Russia views India as among potential “international hubs” for the mass production of its candidate vaccine against the new coronavirus disease and is talking with four possible “partners” in India, Russian officials have said.

The officials said Russia hoped to use production facilities in India, Brazil, South Korea, and Cuba to meet the global demand for the vaccine, but senior Indian officials said the Russians had not yet approached India’s health ministry for discussions on the vaccine.

Russia had earlier this month surprised the medical community by announcing that its regulators had approved the candidate vaccine made by its Gamaleya Institute after early safety and efficacy trials and without the mandatory final round of large-scale efficacy studies.
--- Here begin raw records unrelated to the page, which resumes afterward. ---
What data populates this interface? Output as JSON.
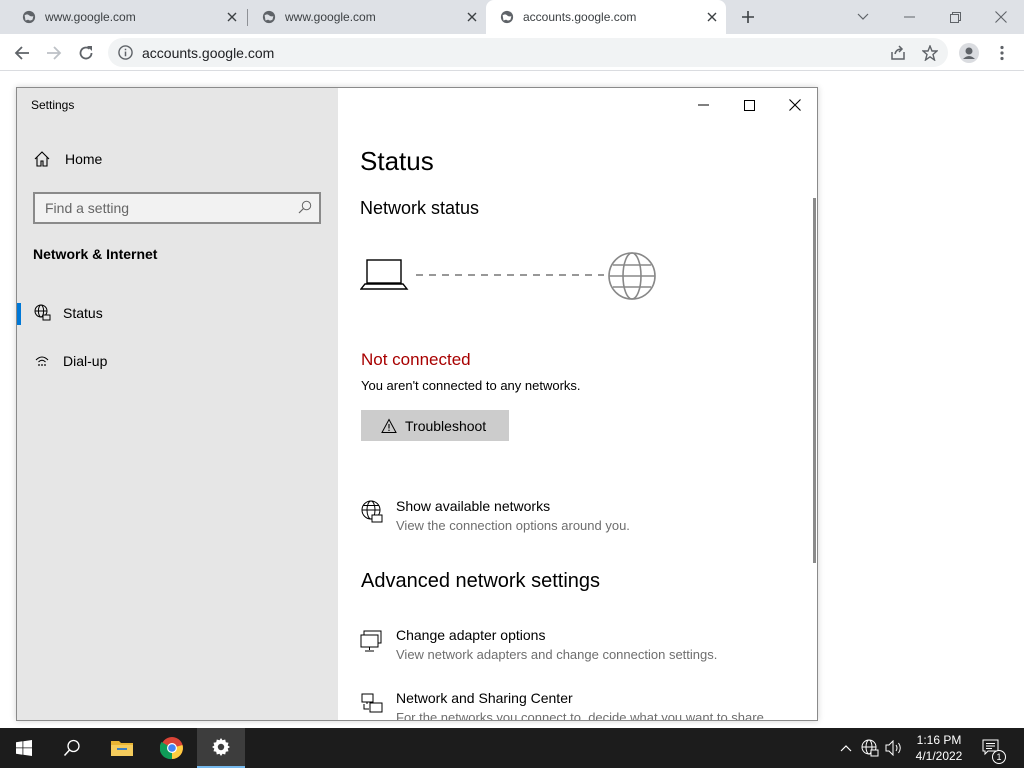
{
  "browser": {
    "tabs": [
      {
        "title": "www.google.com"
      },
      {
        "title": "www.google.com"
      },
      {
        "title": "accounts.google.com"
      }
    ],
    "url": "accounts.google.com"
  },
  "settings": {
    "window_title": "Settings",
    "home_label": "Home",
    "search_placeholder": "Find a setting",
    "section_heading": "Network & Internet",
    "nav": [
      {
        "label": "Status",
        "icon": "globe-status-icon"
      },
      {
        "label": "Dial-up",
        "icon": "dialup-icon"
      }
    ],
    "page_title": "Status",
    "network_status_title": "Network status",
    "status_text": "Not connected",
    "status_color": "#a80000",
    "status_desc": "You aren't connected to any networks.",
    "troubleshoot_label": "Troubleshoot",
    "show_networks": {
      "title": "Show available networks",
      "desc": "View the connection options around you."
    },
    "advanced_title": "Advanced network settings",
    "adapter": {
      "title": "Change adapter options",
      "desc": "View network adapters and change connection settings."
    },
    "sharing": {
      "title": "Network and Sharing Center",
      "desc": "For the networks you connect to, decide what you want to share."
    }
  },
  "taskbar": {
    "time": "1:16 PM",
    "date": "4/1/2022",
    "notification_count": "1",
    "accent": "#76b9ed"
  }
}
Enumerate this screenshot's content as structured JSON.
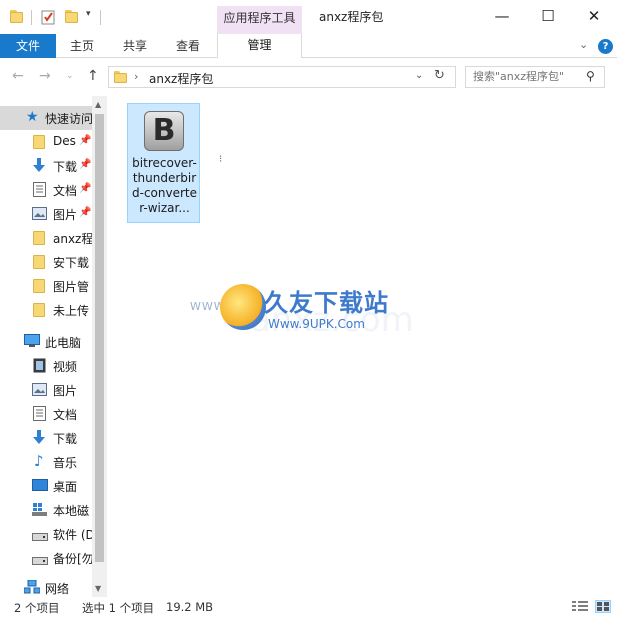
{
  "window": {
    "title": "anxz程序包",
    "context_tab_title": "应用程序工具",
    "buttons": {
      "minimize": "—",
      "maximize": "☐",
      "close": "✕"
    }
  },
  "ribbon": {
    "tabs": [
      "文件",
      "主页",
      "共享",
      "查看"
    ],
    "context_tab": "管理",
    "file_tab_color": "#1979ca",
    "context_color": "#f1e1f5"
  },
  "address": {
    "path": "anxz程序包",
    "search_placeholder": "搜索\"anxz程序包\""
  },
  "nav": {
    "quick_access": "快速访问",
    "items": [
      {
        "label": "Des",
        "icon": "folder-icon",
        "pinned": true
      },
      {
        "label": "下载",
        "icon": "download-arrow-icon",
        "pinned": true
      },
      {
        "label": "文档",
        "icon": "document-icon",
        "pinned": true
      },
      {
        "label": "图片",
        "icon": "picture-icon",
        "pinned": true
      },
      {
        "label": "anxz程",
        "icon": "folder-icon",
        "pinned": false
      },
      {
        "label": "安下载",
        "icon": "folder-icon",
        "pinned": false
      },
      {
        "label": "图片管",
        "icon": "folder-icon",
        "pinned": false
      },
      {
        "label": "未上传",
        "icon": "folder-icon",
        "pinned": false
      }
    ],
    "this_pc": "此电脑",
    "pc_items": [
      {
        "label": "视频",
        "icon": "video-icon"
      },
      {
        "label": "图片",
        "icon": "picture-icon"
      },
      {
        "label": "文档",
        "icon": "document-icon"
      },
      {
        "label": "下载",
        "icon": "download-arrow-icon"
      },
      {
        "label": "音乐",
        "icon": "music-note-icon"
      },
      {
        "label": "桌面",
        "icon": "desktop-icon"
      },
      {
        "label": "本地磁",
        "icon": "windows-drive-icon"
      },
      {
        "label": "软件 (D",
        "icon": "drive-icon"
      },
      {
        "label": "备份[勿",
        "icon": "drive-icon"
      }
    ],
    "network": "网络"
  },
  "content": {
    "files": [
      {
        "icon_letter": "B",
        "name": "bitrecover-thunderbird-converter-wizar..."
      }
    ],
    "watermark": {
      "title": "久友下载站",
      "url": "Www.9UPK.Com",
      "left_text": "WWW.9U",
      "bg_text": "anxz.com"
    }
  },
  "status": {
    "item_count": "2 个项目",
    "selection": "选中 1 个项目",
    "size": "19.2 MB"
  }
}
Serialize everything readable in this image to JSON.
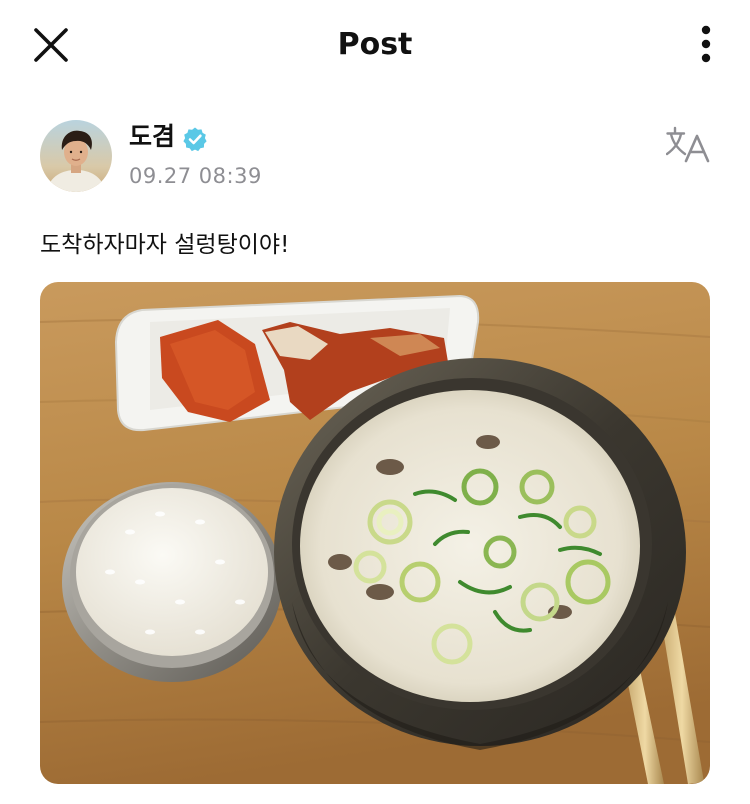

“Production of the vaccine is a very important issue. Currently, we are working with four partners in India,” said Kirill Dmitriev, chief executive officer at the Russian Direct Investment Fund (RDIF), a sovereign wealth fund created by the Russian government for joint partnerships.

“We believe they are capable of production of the Gamaleya Institute vaccine,” Dmitriev said in a media briefing for reporters from around the world.

He said Russia had received requests from various countries for more than a billion doses of the vaccine.

The RDIF declined to provide details of the discussions with Indian entities but a senior RDIF executive told The Telegraph that the agency’s “Indian track is one of the strongest”.

The executive added that the RDIF was hoping to be in a position to provide more details about its India engagement next week.

Russian officials said large-scale efficacy trials of the vaccine were expected to begin next week at 45 medical centers across Russia and would seek to deliver the vaccine to 40,000 healthy volunteers.

However, senior Indian officials told this newspaper that neither the Union health ministry nor the Central Drug Standard Control Organisation, India’s regulatory agency for drugs and vaccines, had been contacted by the Russians about the vaccine yet.

A senior pharmacological medicine specialist and expert on regulatory affairs said the Russian entities and their Indian partners would require approval from the drug regulatory authorities to either conduct a clinical trial or mass-produce the vaccine.